Problem details:
In the material below, find all lines with the string "icon" and copy them.

Entries supplied:
-- Opening Marker --

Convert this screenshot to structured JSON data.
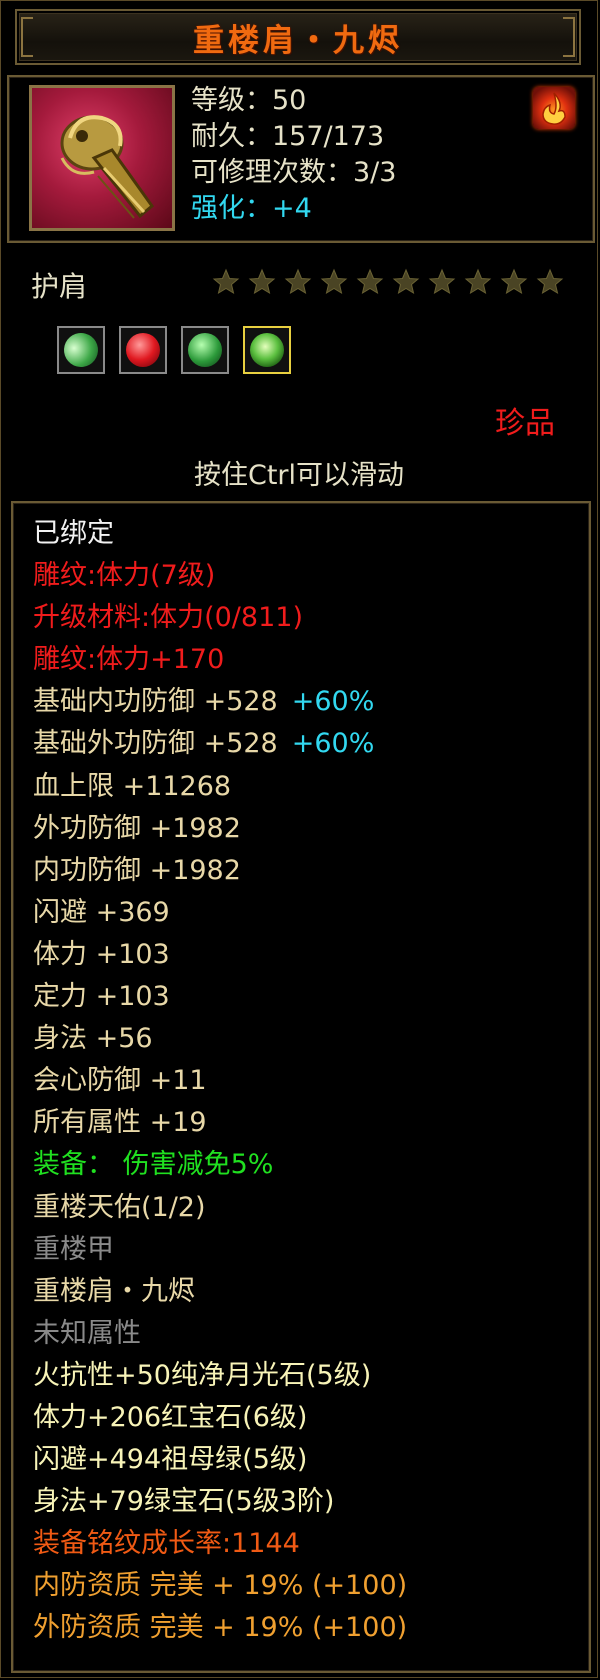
{
  "title": "重楼肩・九烬",
  "header": {
    "level": "等级：50",
    "durability": "耐久：157/173",
    "repairs": "可修理次数：3/3",
    "enhance": "强化：+4"
  },
  "slot_type": "护肩",
  "stars": {
    "total": 10,
    "filled": 0
  },
  "gems": [
    "moonstone-gem-icon",
    "ruby-gem-icon",
    "emerald-gem-icon",
    "green-gem-icon"
  ],
  "rarity": "珍品",
  "hint": "按住Ctrl可以滑动",
  "attributes": [
    {
      "text": "已绑定",
      "color": "white"
    },
    {
      "text": "雕纹:体力(7级)",
      "color": "red"
    },
    {
      "text": "升级材料:体力(0/811)",
      "color": "red"
    },
    {
      "text": "雕纹:体力+170",
      "color": "red"
    },
    {
      "text": "基础内功防御 +528",
      "extra": "+60%",
      "color": "gold"
    },
    {
      "text": "基础外功防御 +528",
      "extra": "+60%",
      "color": "gold"
    },
    {
      "text": "血上限 +11268",
      "color": "gold"
    },
    {
      "text": "外功防御 +1982",
      "color": "gold"
    },
    {
      "text": "内功防御 +1982",
      "color": "gold"
    },
    {
      "text": "闪避 +369",
      "color": "gold"
    },
    {
      "text": "体力 +103",
      "color": "gold"
    },
    {
      "text": "定力 +103",
      "color": "gold"
    },
    {
      "text": "身法 +56",
      "color": "gold"
    },
    {
      "text": "会心防御 +11",
      "color": "gold"
    },
    {
      "text": "所有属性 +19",
      "color": "gold"
    },
    {
      "text": "装备： 伤害减免5%",
      "color": "green"
    },
    {
      "text": "重楼天佑(1/2)",
      "color": "gold"
    },
    {
      "text": "重楼甲",
      "color": "gray"
    },
    {
      "text": "重楼肩・九烬",
      "color": "gold"
    },
    {
      "text": "未知属性",
      "color": "gray"
    },
    {
      "text": "火抗性+50纯净月光石(5级)",
      "color": "yellow"
    },
    {
      "text": "体力+206红宝石(6级)",
      "color": "yellow"
    },
    {
      "text": "闪避+494祖母绿(5级)",
      "color": "yellow"
    },
    {
      "text": "身法+79绿宝石(5级3阶)",
      "color": "yellow"
    },
    {
      "text": "装备铭纹成长率:1144",
      "color": "orange"
    },
    {
      "text": "内防资质 完美 + 19% (+100)",
      "color": "amber"
    },
    {
      "text": "外防资质 完美 + 19% (+100)",
      "color": "amber"
    }
  ],
  "colors": {
    "title": "#f06a10",
    "rarity": "#f01c1c",
    "frame": "#6a5a34"
  }
}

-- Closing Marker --

Solution to this problem:
    "moonstone-gem-icon",
    "ruby-gem-icon",
    "emerald-gem-icon",
    "green-gem-icon"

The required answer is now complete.